Peppermint is the highest-profile queen to announce a transition, and now RuPaul has recently said he “probably” wouldn’t allow trans contestants on Drag Race … so the stage was set for a showdown.
Now Peppermint, who’s headed to the Great White Way later this year as the first trans lead in a Broadway musical (based in part on music by the Go-Go’s) and was a finalist on Season Nine of Drag Race, has a few well-chosen words to address the brewing fracas.
She begins her comments with poise and praise for the Emmy Award winner and his show. “Doing Drag Race was one of the best moments of my life. RuPaul kicked open so many doors for queer and gender non-conforming folks and is an absolute trailblazer in the world of drag,” Peppermint says in a public statement first printed by Billboard.
“When I started my transition back in 2012,” she continues, “I learned a valuable lesson. I learned that absolutely no one has the ability or the right to define your womanhood, manhood or transness, but you. I also learned women should not be defined by what surgeries they have or haven’t had.”
To many in the trans world, the drag world, and beyond, Peppermint is something of a guiding light and a true heroine to the community at large. In her statement, she continued by saying that “trans women and (cis) women, have always been directly and indirectly contributing to the art form of drag. Like voting, driving, working, even eventually the Office of President of United States, drag evolves. My hope is that together, we can uplift all forms of drag, both on TV, and in the real world.”
What’s unclear is whether drag — which was much more an underground and gay subcultural pastime before Drag Race caught on — is ready to be morphed into something so much larger and more inclusive in an instant. Hence the clash. For, as some contend, how can women pretend to be women? And wouldn’t drag lose some of its edge? RuPaul seemed to think so. In his button-pushing initial statement, he expressed concerns that the show might “lose a sense of danger.”

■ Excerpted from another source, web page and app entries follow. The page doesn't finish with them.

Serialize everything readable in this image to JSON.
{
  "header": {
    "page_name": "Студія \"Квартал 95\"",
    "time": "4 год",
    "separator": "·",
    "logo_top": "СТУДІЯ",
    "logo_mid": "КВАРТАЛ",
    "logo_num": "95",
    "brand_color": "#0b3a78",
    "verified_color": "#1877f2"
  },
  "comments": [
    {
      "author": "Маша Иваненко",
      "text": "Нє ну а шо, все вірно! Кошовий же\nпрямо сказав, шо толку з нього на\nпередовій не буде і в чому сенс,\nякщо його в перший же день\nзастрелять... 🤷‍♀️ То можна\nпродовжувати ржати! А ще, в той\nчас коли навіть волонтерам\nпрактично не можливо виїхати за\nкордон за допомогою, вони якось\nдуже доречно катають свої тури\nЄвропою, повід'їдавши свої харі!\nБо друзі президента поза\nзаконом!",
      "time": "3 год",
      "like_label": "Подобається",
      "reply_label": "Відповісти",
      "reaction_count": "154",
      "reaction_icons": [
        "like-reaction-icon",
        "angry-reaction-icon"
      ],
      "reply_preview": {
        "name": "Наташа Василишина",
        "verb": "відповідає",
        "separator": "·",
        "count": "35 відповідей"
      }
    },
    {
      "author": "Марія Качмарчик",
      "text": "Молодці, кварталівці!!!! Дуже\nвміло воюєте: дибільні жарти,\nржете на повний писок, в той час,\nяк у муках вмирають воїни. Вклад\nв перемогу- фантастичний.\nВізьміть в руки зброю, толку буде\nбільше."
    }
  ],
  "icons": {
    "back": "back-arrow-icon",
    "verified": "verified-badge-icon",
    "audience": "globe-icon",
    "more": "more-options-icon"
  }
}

The controversy may seem of the moment, but America has grappled with comparable issues before. Before the Civil War, the country’s first entertainment craze was something that’s all but vanished from the world today: minstrelsy. The fad, which was once celebrated at performances in the White House, called for white performers to apply burnt cork to their faces and do coarse and often unflattering impressions of African Americans at their leisure.
What’s been lost over the decades is an odd twist on today’s controversy: After emancipation at the end of the Civil War, many newly freed slaves decided that the best way to make money was to head out on the road touring as “a more authentic” version of a minstrel act. Over the next hundred years, many of them became stars in their own right.
Now both Ru and Peppermint find themselves delicately navigating a similar minefield, where the precise right answer isn’t readily available. Inclusion means changing what drag has traditionally become famous for: men exaggerating feminine stereotypes for entertainment and self-fulfillment. But… don’t women who were once men, or men who are on a path to becoming women, exist out of the typical barrier of being cis female?
Ru has done some damage control, but his first comments have taken on a life of their own, and now it seems the rift between people of good will with common cause is still searching for a way to mend. For the moment, it seems no one is happy.
“Unfortunately,” Peppermint concluded, “it won’t be the first or last time we will hear a woman can’t do something a man can. I’m out to change that.”
Last modified: August 3, 2018